[TASK GOAL] Your task is to copy every line of the entries that holds the word "martes".

[Element data from apps and pages]
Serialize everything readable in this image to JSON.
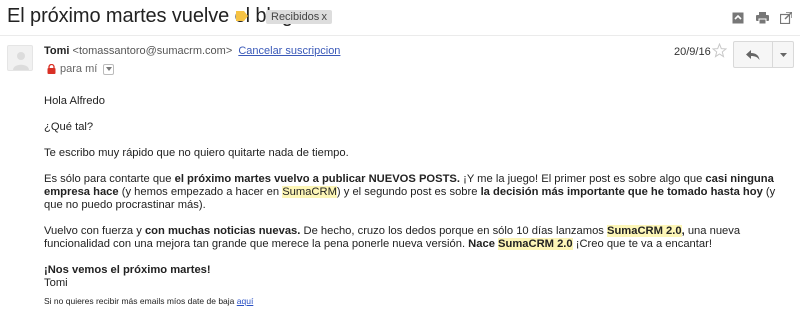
{
  "subject": {
    "title": "El próximo martes vuelve el blog",
    "label_chip": "Recibidos",
    "chip_close": "x"
  },
  "sender": {
    "name": "Tomi",
    "email": "<tomassantoro@sumacrm.com>",
    "unsubscribe": "Cancelar suscripcion",
    "to": "para mí",
    "date": "20/9/16"
  },
  "message": {
    "greeting": "Hola Alfredo",
    "question": "¿Qué tal?",
    "intro": "Te escribo muy rápido que no quiero quitarte nada de tiempo.",
    "p4": {
      "t1": "Es sólo para contarte que ",
      "b1": "el próximo martes vuelvo a publicar NUEVOS POSTS.",
      "t2": " ¡Y me la juego! El primer post es sobre algo que ",
      "b2": "casi ninguna empresa hace",
      "t3": " (y hemos empezado a hacer en ",
      "h1": "SumaCRM",
      "t4": ") y el segundo post es sobre ",
      "b3": "la decisión más importante que he tomado hasta hoy",
      "t5": " (y que no puedo procrastinar más)."
    },
    "p5": {
      "t1": "Vuelvo con fuerza y ",
      "b1": "con muchas noticias nuevas.",
      "t2": " De hecho, cruzo los dedos porque en sólo 10 días lanzamos ",
      "h1": "SumaCRM 2.0",
      "b2": ",",
      "t3": " una nueva funcionalidad con una mejora tan grande que merece la pena ponerle nueva versión. ",
      "b3": "Nace ",
      "h2": "SumaCRM 2.0",
      "t4": " ¡Creo que te va a encantar!"
    },
    "signoff": "¡Nos vemos el próximo martes!",
    "signature": "Tomi"
  },
  "footer": {
    "text": "Si no quieres recibir más emails míos date de baja ",
    "link": "aquí"
  },
  "icons": {
    "label_color": "#f6c343",
    "lock_color": "#d93025"
  }
}
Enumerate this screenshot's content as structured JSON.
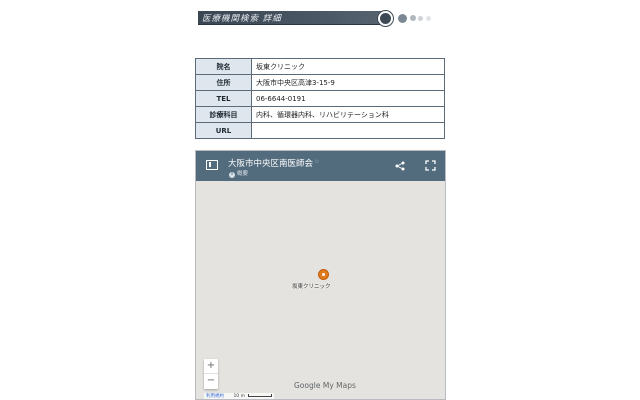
{
  "banner": {
    "title": "医療機関検索 詳細"
  },
  "clinic": {
    "rows": [
      {
        "label": "院名",
        "value": "坂東クリニック"
      },
      {
        "label": "住所",
        "value": "大阪市中央区高津3-15-9"
      },
      {
        "label": "TEL",
        "value": "06-6644-0191"
      },
      {
        "label": "診療科目",
        "value": "内科、循環器内科、リハビリテーション科"
      },
      {
        "label": "URL",
        "value": ""
      }
    ]
  },
  "map": {
    "title": "大阪市中央区南医師会",
    "subtitle": "概要",
    "marker_label": "坂東クリニック",
    "zoom_in": "+",
    "zoom_out": "−",
    "logo_google": "Google",
    "logo_suffix": "My Maps",
    "terms_link": "利用規約",
    "scale": "10 m",
    "colors": {
      "header": "#526b7d",
      "marker": "#e07a1f",
      "map_bg": "#e5e3df"
    }
  }
}
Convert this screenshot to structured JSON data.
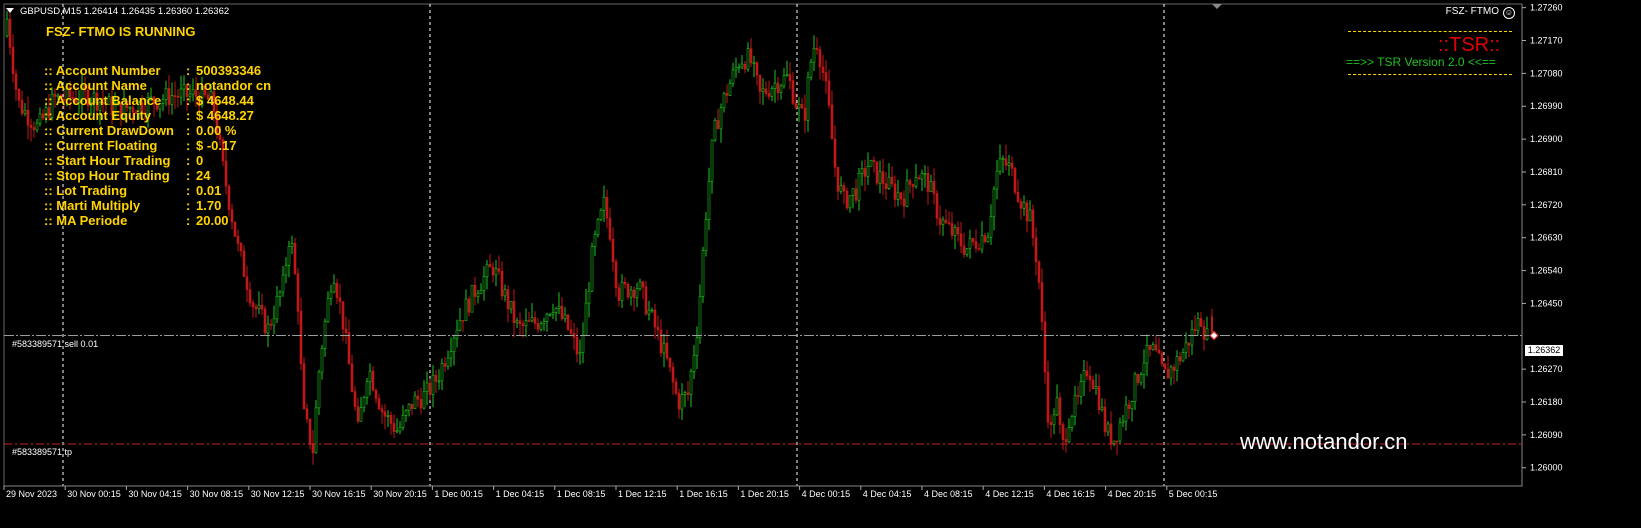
{
  "header": {
    "symbol_info": "GBPUSD,M15  1.26414 1.26435 1.26360 1.26362",
    "ea_name": "FSZ- FTMO",
    "smiley": "☺"
  },
  "panel": {
    "status": "FSZ- FTMO IS RUNNING",
    "rows": [
      {
        "label": ":: Account Number",
        "sep": ":",
        "value": "500393346"
      },
      {
        "label": ":: Account Name",
        "sep": ":",
        "value": "notandor cn"
      },
      {
        "label": ":: Account Balance",
        "sep": ":",
        "value": "$ 4648.44"
      },
      {
        "label": ":: Account Equity",
        "sep": ":",
        "value": "$ 4648.27"
      },
      {
        "label": ":: Current DrawDown",
        "sep": ":",
        "value": "0.00 %"
      },
      {
        "label": ":: Current Floating",
        "sep": ":",
        "value": "$ -0.17"
      },
      {
        "label": ":: Start Hour Trading",
        "sep": ":",
        "value": "0"
      },
      {
        "label": ":: Stop Hour Trading",
        "sep": ":",
        "value": "24"
      },
      {
        "label": ":: Lot Trading",
        "sep": ":",
        "value": "0.01"
      },
      {
        "label": ":: Marti Multiply",
        "sep": ":",
        "value": "1.70"
      },
      {
        "label": ":: MA Periode",
        "sep": ":",
        "value": "20.00"
      }
    ]
  },
  "tsr": {
    "title": "::TSR::",
    "version": "==>>  TSR Version 2.0  <<=="
  },
  "watermark": "www.notandor.cn",
  "colors": {
    "background": "#000000",
    "bull": "#1fc21f",
    "bear": "#c01818",
    "grid": "#ffffff",
    "text": "#ffffff",
    "panel_text": "#ffd400",
    "tp_line": "#cc2222"
  },
  "chart_data": {
    "type": "candlestick",
    "symbol": "GBPUSD",
    "timeframe": "M15",
    "ylim": [
      1.2595,
      1.2727
    ],
    "y_ticks": [
      "1.27260",
      "1.27170",
      "1.27080",
      "1.26990",
      "1.26900",
      "1.26810",
      "1.26720",
      "1.26630",
      "1.26540",
      "1.26450",
      "1.26362",
      "1.26270",
      "1.26180",
      "1.26090",
      "1.26000"
    ],
    "x_ticks": [
      "29 Nov 2023",
      "30 Nov 00:15",
      "30 Nov 04:15",
      "30 Nov 08:15",
      "30 Nov 12:15",
      "30 Nov 16:15",
      "30 Nov 20:15",
      "1 Dec 00:15",
      "1 Dec 04:15",
      "1 Dec 08:15",
      "1 Dec 12:15",
      "1 Dec 16:15",
      "1 Dec 20:15",
      "4 Dec 00:15",
      "4 Dec 04:15",
      "4 Dec 08:15",
      "4 Dec 12:15",
      "4 Dec 16:15",
      "4 Dec 20:15",
      "5 Dec 00:15"
    ],
    "last": {
      "open": 1.26414,
      "high": 1.26435,
      "low": 1.2636,
      "close": 1.26362
    },
    "current_price": "1.26362",
    "orders": [
      {
        "label": "#583389571 sell 0.01",
        "price": 1.26362
      },
      {
        "label": "#583389571 tp",
        "price": 1.26065
      }
    ],
    "path_points": [
      [
        0,
        1.2698
      ],
      [
        8,
        1.2725
      ],
      [
        20,
        1.27
      ],
      [
        40,
        1.2693
      ],
      [
        56,
        1.2701
      ],
      [
        90,
        1.2702
      ],
      [
        120,
        1.2698
      ],
      [
        150,
        1.27
      ],
      [
        175,
        1.2702
      ],
      [
        200,
        1.2702
      ],
      [
        215,
        1.27
      ],
      [
        225,
        1.2682
      ],
      [
        240,
        1.266
      ],
      [
        255,
        1.2645
      ],
      [
        270,
        1.2638
      ],
      [
        285,
        1.265
      ],
      [
        292,
        1.2665
      ],
      [
        300,
        1.2645
      ],
      [
        305,
        1.2615
      ],
      [
        315,
        1.2605
      ],
      [
        322,
        1.263
      ],
      [
        335,
        1.2655
      ],
      [
        345,
        1.264
      ],
      [
        360,
        1.261
      ],
      [
        370,
        1.2628
      ],
      [
        385,
        1.2615
      ],
      [
        400,
        1.261
      ],
      [
        415,
        1.2618
      ],
      [
        428,
        1.262
      ],
      [
        440,
        1.2625
      ],
      [
        460,
        1.264
      ],
      [
        480,
        1.265
      ],
      [
        495,
        1.2655
      ],
      [
        510,
        1.2645
      ],
      [
        520,
        1.2638
      ],
      [
        540,
        1.264
      ],
      [
        555,
        1.2645
      ],
      [
        570,
        1.2638
      ],
      [
        582,
        1.263
      ],
      [
        595,
        1.266
      ],
      [
        606,
        1.2672
      ],
      [
        612,
        1.2665
      ],
      [
        620,
        1.2648
      ],
      [
        640,
        1.265
      ],
      [
        655,
        1.264
      ],
      [
        668,
        1.263
      ],
      [
        680,
        1.2618
      ],
      [
        690,
        1.262
      ],
      [
        700,
        1.264
      ],
      [
        708,
        1.267
      ],
      [
        715,
        1.269
      ],
      [
        722,
        1.2698
      ],
      [
        730,
        1.2704
      ],
      [
        742,
        1.2712
      ],
      [
        752,
        1.2712
      ],
      [
        762,
        1.2702
      ],
      [
        775,
        1.2705
      ],
      [
        790,
        1.2707
      ],
      [
        798,
        1.27
      ],
      [
        806,
        1.2695
      ],
      [
        812,
        1.271
      ],
      [
        818,
        1.2718
      ],
      [
        824,
        1.271
      ],
      [
        830,
        1.27
      ],
      [
        838,
        1.268
      ],
      [
        846,
        1.2673
      ],
      [
        858,
        1.2676
      ],
      [
        870,
        1.2683
      ],
      [
        880,
        1.268
      ],
      [
        895,
        1.2676
      ],
      [
        905,
        1.2674
      ],
      [
        918,
        1.2681
      ],
      [
        930,
        1.2678
      ],
      [
        942,
        1.2668
      ],
      [
        955,
        1.2664
      ],
      [
        968,
        1.266
      ],
      [
        978,
        1.2662
      ],
      [
        990,
        1.2665
      ],
      [
        998,
        1.268
      ],
      [
        1004,
        1.2684
      ],
      [
        1012,
        1.2682
      ],
      [
        1022,
        1.2674
      ],
      [
        1032,
        1.2668
      ],
      [
        1040,
        1.2655
      ],
      [
        1046,
        1.263
      ],
      [
        1052,
        1.2608
      ],
      [
        1058,
        1.262
      ],
      [
        1064,
        1.2605
      ],
      [
        1072,
        1.2615
      ],
      [
        1080,
        1.2618
      ],
      [
        1090,
        1.2628
      ],
      [
        1100,
        1.262
      ],
      [
        1108,
        1.261
      ],
      [
        1116,
        1.2608
      ],
      [
        1126,
        1.2615
      ],
      [
        1136,
        1.2622
      ],
      [
        1146,
        1.263
      ],
      [
        1156,
        1.2632
      ],
      [
        1166,
        1.2625
      ],
      [
        1176,
        1.2628
      ],
      [
        1186,
        1.2632
      ],
      [
        1196,
        1.2638
      ],
      [
        1203,
        1.2641
      ],
      [
        1208,
        1.2636
      ]
    ]
  }
}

[SOLUTION TO THIS EXERCISE]
    "title": "El próximo martes vuelve el blog",
      "b1": "el próximo martes vuelvo a publicar NUEVOS POSTS.",
    "signoff": "¡Nos vemos el próximo martes!",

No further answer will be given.